(Beginning of EXERCISE DATA)

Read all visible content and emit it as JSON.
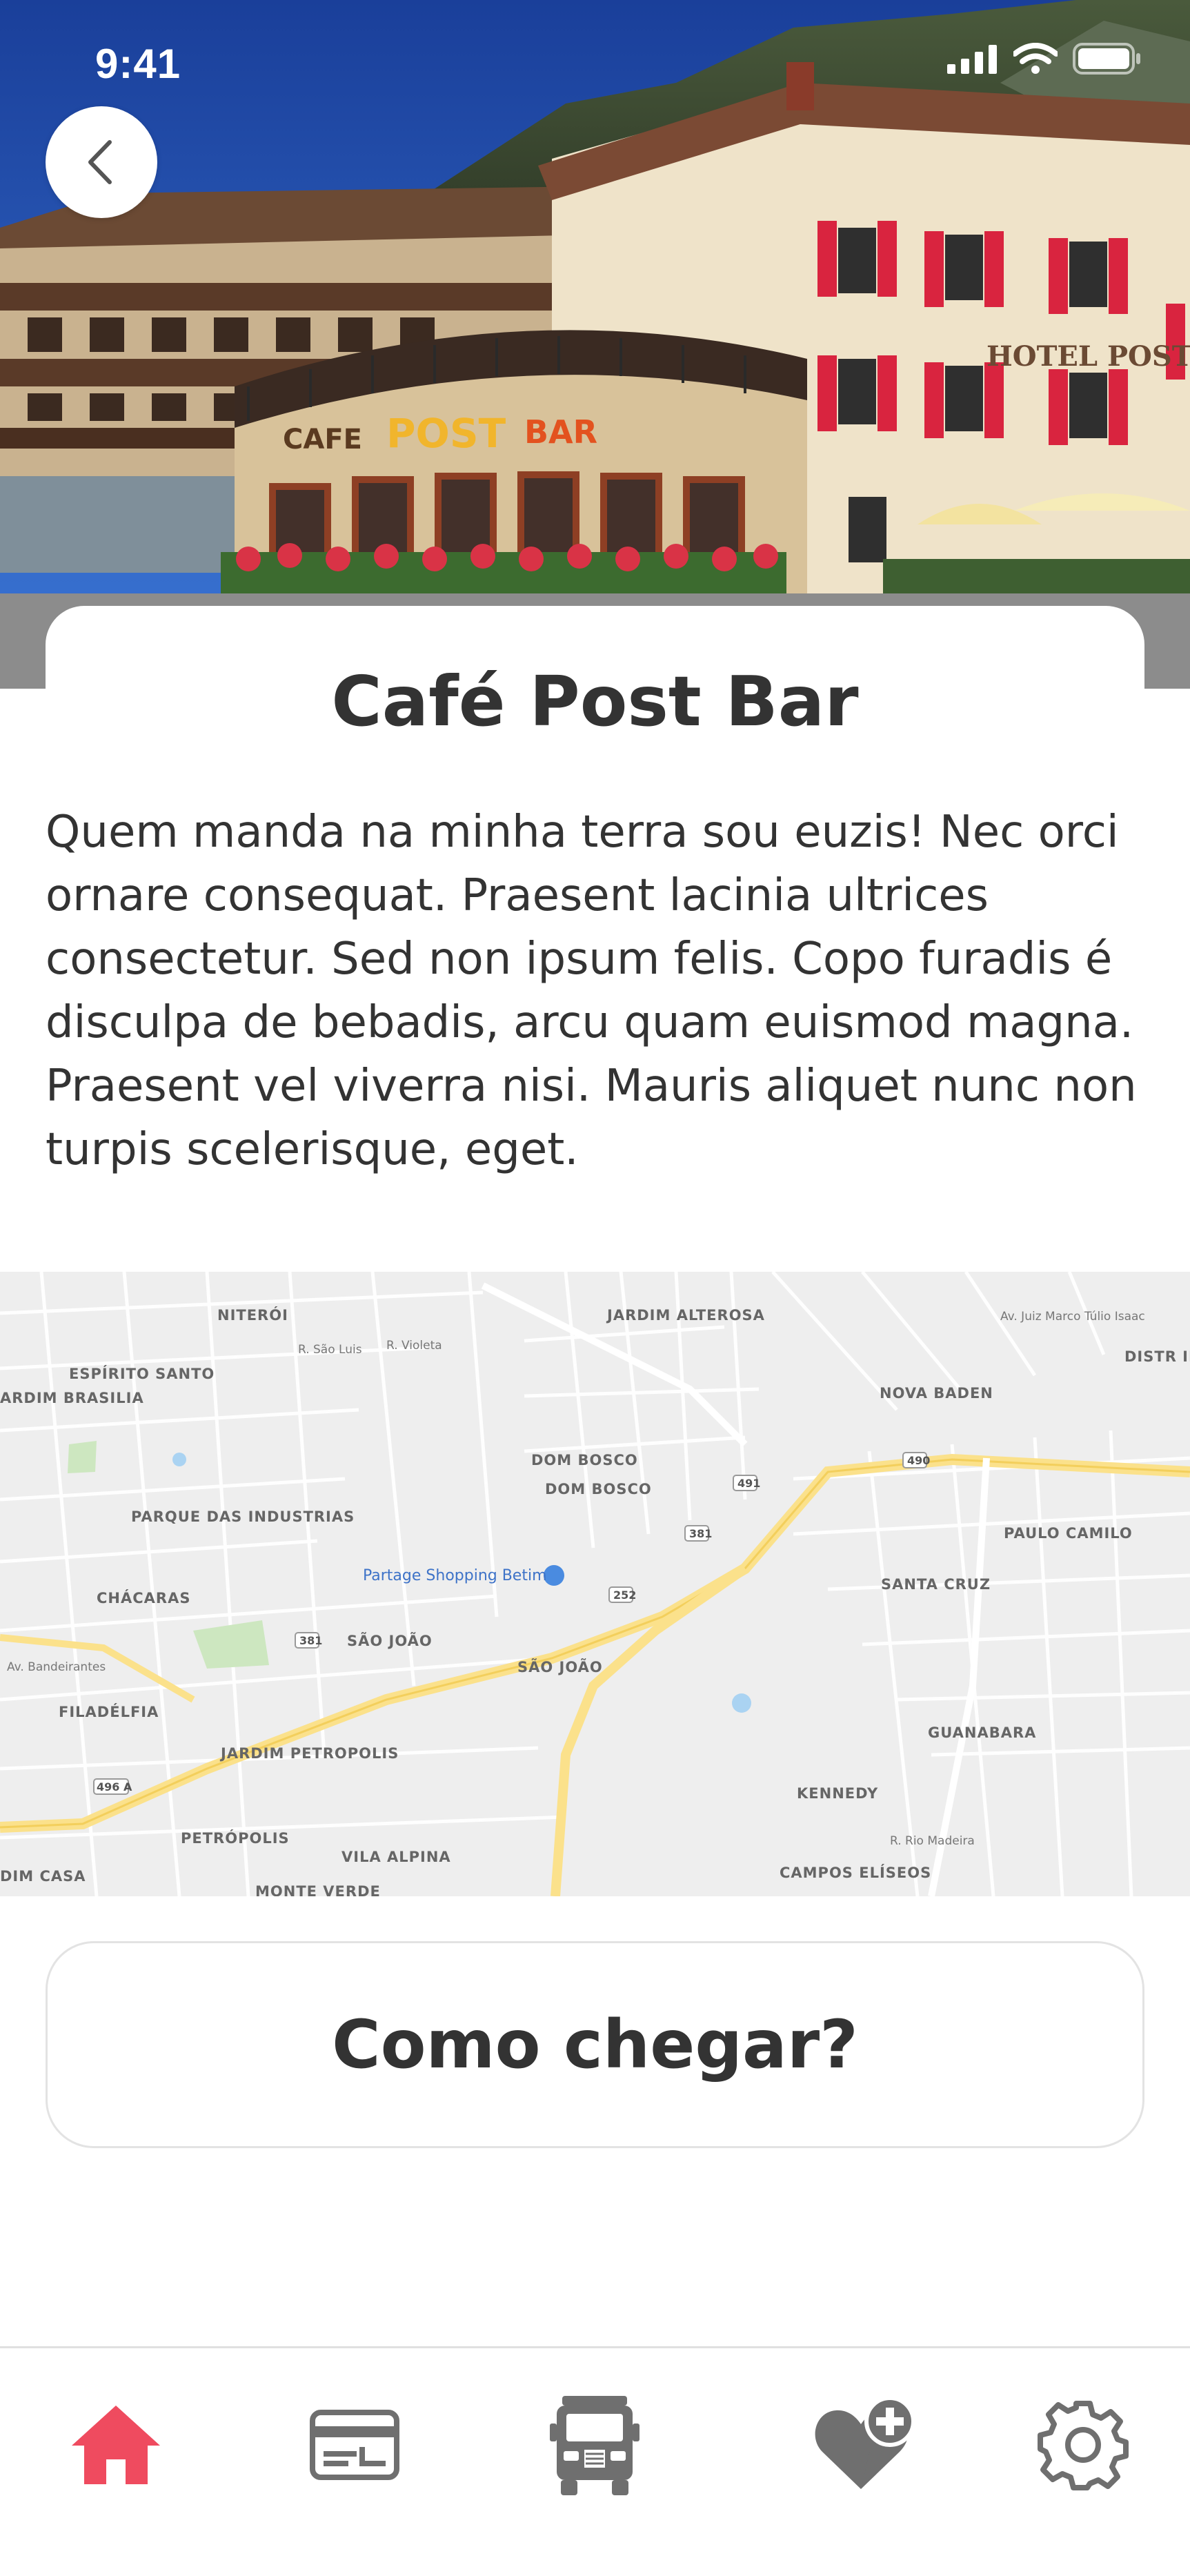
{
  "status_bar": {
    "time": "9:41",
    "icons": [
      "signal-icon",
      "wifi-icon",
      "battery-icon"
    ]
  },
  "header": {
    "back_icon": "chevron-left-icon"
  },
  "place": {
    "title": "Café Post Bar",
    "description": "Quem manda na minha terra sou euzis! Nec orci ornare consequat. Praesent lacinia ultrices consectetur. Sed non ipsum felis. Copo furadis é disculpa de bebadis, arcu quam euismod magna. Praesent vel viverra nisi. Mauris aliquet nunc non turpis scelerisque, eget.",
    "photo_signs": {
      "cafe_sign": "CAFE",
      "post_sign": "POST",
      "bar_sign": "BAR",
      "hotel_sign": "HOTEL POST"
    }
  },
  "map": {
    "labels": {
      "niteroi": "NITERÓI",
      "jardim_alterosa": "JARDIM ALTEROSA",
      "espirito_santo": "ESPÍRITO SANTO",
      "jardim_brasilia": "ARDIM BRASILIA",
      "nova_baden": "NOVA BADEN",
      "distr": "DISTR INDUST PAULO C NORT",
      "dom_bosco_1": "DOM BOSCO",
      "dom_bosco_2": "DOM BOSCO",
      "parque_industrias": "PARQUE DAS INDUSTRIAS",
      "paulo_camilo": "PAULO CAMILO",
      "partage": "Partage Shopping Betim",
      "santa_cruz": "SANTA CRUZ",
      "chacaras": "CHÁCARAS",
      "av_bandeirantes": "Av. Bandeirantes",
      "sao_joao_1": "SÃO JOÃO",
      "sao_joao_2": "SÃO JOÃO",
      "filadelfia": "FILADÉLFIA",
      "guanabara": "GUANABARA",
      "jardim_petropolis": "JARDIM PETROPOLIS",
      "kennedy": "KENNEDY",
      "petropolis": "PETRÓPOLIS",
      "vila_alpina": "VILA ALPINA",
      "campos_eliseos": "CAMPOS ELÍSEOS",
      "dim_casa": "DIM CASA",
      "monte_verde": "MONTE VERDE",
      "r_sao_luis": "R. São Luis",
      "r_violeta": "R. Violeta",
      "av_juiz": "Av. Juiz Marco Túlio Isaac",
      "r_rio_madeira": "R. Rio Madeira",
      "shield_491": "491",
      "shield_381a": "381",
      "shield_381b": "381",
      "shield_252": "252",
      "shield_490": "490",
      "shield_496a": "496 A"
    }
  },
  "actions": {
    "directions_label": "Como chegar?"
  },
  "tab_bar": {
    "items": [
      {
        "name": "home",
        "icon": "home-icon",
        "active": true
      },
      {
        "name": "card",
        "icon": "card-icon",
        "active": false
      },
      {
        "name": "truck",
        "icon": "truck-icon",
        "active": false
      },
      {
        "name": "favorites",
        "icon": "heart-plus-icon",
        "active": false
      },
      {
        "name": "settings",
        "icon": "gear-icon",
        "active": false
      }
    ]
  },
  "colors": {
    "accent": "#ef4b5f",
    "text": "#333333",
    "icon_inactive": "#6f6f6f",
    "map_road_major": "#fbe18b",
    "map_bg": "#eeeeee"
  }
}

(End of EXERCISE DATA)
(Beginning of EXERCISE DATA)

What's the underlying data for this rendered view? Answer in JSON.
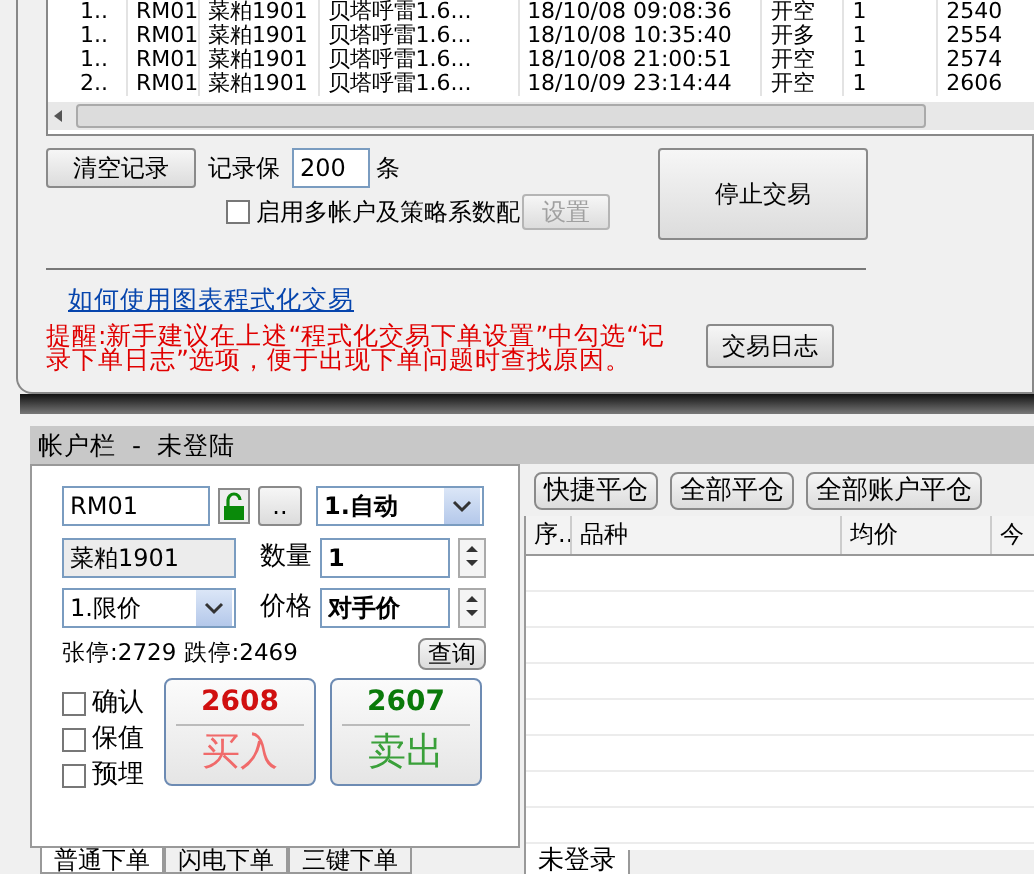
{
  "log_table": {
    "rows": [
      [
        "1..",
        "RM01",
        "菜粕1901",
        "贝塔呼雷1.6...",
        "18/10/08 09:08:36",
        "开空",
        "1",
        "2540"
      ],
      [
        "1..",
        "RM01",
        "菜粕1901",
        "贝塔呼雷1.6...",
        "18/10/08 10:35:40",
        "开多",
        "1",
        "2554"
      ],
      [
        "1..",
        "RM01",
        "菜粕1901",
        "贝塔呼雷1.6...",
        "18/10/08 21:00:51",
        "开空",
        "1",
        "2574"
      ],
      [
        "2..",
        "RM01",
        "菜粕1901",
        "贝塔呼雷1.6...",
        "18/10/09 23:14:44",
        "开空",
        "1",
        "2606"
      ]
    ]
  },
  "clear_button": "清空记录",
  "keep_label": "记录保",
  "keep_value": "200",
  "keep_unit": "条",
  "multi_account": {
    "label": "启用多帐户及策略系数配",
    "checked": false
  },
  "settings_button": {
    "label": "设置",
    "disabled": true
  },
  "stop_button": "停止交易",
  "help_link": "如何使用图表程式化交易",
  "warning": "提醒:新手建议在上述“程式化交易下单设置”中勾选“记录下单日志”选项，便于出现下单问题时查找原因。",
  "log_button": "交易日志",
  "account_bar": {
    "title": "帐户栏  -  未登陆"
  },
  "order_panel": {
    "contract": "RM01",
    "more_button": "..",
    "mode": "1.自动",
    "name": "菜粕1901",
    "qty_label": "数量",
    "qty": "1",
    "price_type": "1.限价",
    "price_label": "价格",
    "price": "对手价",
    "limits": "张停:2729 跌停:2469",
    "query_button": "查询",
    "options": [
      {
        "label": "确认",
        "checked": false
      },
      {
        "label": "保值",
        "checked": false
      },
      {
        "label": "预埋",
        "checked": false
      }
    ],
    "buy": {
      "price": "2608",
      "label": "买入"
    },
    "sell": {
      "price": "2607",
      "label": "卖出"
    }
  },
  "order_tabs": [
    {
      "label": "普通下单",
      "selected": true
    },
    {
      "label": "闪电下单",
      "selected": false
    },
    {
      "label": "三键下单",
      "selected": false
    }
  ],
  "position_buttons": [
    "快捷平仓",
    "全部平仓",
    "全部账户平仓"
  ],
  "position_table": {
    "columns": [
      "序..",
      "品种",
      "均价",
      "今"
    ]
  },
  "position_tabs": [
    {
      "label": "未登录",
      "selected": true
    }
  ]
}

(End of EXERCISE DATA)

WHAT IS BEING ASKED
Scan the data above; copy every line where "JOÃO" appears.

ANSWER TO THIS PROBLEM
      "sao_joao_1": "SÃO JOÃO",
      "sao_joao_2": "SÃO JOÃO",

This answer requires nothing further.